Banco de Oro Universal Bank, the country’s largest private financial institution, moved to seize loan collateral from Davao’s Dennis Uy on Friday night, firing the opening salvo in a series of moves that – depending on the ability of controversial businessman to settle his debt in four days – could lead to the biggest corporate default in Philippine history.
The Inquirer has learned that BDO, which provided the bulk of the financial muscle for Uy’s acquisition spree under the Duterte administration, sent a foreclosure notice to the businessman’s flagship holding company , Udenna Corp., in an effort to force him to the negotiating table and agree to “an orderly settlement.”
Uy has until Tuesday July 26 to respond favorably to the advice of BDO, which leads a syndicate of banks exposed to its six-year debt-fueled corporate buying spree.
The Inquirer spoke to three senior bank officials with direct knowledge of the transaction, but they spoke on condition of anonymity. The Inquirer has also reached out to Uy and his company, but has yet to receive their responses.
A banker said this latest debt problem to hit Uy was sparked by the businessman’s inability to keep up to date with lease payments at Clark International Airport Corp. (CIAC) for the commercial enclave he was building on the land of the former US military base.
“It’s just a small debt that’s owed – $4 million – but since the CIAC was already preparing to seize, the banks decided to go ahead and seize Uy’s assets so that they become the new owners who will deal with CIAC,” he said. “Dennis [Uy] has until Tuesday to pay.
The banker, however, expressed concern about the so-called cross-default clauses that would be present in all of Uy’s loan agreements with its creditor banks which, at its peak halfway through the Duterte administration, would have reached 110 billion. pesos.
A cross-default clause, which is common practice when structuring business loans, makes an incidence of default by the borrower, regardless of size, legally default on all of its other debts.
A default of this magnitude would be the largest private loan in the history of local businesses, eclipsing the degraded loans of Subic-based Hanjin Shipyards by $412 million, or 23 billion pesos at the exchange rate in vigor.
“Conservatively, Dennis Uy’s outstanding loans today are expected to be between 70 billion and 80 billion pesos, excluding loans from Dito Telecommunity which have been loaned out by banks based on the creditworthiness of China Telecom,” said another person familiar with the deal.

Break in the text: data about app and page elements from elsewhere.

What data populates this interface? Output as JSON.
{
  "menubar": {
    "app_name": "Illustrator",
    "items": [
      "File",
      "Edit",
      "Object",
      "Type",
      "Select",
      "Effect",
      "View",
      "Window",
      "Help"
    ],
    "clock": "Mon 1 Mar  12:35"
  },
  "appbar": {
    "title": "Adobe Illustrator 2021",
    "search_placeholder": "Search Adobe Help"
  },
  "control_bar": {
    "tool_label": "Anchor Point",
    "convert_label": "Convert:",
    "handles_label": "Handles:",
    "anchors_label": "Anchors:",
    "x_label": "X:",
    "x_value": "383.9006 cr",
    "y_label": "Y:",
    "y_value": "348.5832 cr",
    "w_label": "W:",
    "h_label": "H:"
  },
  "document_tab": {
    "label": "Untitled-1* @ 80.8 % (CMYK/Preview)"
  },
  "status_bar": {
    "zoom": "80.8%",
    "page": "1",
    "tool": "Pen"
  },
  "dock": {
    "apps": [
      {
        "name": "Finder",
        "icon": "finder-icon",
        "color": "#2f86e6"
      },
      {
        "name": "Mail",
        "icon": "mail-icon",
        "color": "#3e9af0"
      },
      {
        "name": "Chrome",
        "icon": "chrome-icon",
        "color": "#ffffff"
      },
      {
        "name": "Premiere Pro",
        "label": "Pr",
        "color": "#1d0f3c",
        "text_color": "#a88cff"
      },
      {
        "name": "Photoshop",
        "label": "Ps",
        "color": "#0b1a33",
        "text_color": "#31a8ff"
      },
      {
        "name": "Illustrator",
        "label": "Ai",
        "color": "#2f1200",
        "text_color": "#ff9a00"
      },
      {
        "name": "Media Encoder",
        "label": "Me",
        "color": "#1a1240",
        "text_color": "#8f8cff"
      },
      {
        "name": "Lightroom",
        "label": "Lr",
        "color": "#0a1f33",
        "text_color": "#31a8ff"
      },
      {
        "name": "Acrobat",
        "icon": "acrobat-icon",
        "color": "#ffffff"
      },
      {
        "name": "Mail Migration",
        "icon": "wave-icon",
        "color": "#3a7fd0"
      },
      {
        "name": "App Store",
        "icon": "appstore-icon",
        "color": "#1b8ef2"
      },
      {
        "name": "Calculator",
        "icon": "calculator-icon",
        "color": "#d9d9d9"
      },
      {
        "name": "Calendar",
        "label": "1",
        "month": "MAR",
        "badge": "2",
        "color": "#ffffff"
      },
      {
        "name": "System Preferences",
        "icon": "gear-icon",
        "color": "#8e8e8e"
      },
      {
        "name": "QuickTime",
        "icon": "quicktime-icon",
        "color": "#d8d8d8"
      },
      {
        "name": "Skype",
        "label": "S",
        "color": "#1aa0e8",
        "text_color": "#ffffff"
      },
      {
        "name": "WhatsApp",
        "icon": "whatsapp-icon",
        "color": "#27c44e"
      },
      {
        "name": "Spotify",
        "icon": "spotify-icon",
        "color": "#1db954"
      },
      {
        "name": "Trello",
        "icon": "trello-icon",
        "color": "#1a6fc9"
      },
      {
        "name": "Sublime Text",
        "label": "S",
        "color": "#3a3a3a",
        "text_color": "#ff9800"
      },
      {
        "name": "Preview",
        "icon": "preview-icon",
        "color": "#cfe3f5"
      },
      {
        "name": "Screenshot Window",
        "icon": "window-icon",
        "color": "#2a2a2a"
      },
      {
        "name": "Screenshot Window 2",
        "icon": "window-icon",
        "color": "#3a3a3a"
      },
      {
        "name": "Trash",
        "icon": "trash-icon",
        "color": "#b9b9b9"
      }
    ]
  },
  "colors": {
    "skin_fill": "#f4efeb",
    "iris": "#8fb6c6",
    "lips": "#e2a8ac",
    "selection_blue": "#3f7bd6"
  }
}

A bank official said the BDO’s intention in serving the foreclosure notice was not to seize Uy’s assets, per se, but to force the businessman to come to the table. negotiations.
“Foreclosure is not the preferred option,” he said. “The situation can be corrected if they are ready to work with the banks.”
To subscribe to MORE APPLICANT to access The Philippine Daily Inquirer and over 70 titles, share up to 5 gadgets, listen to news, download as early as 4am and share articles on social media. Call 896 6000.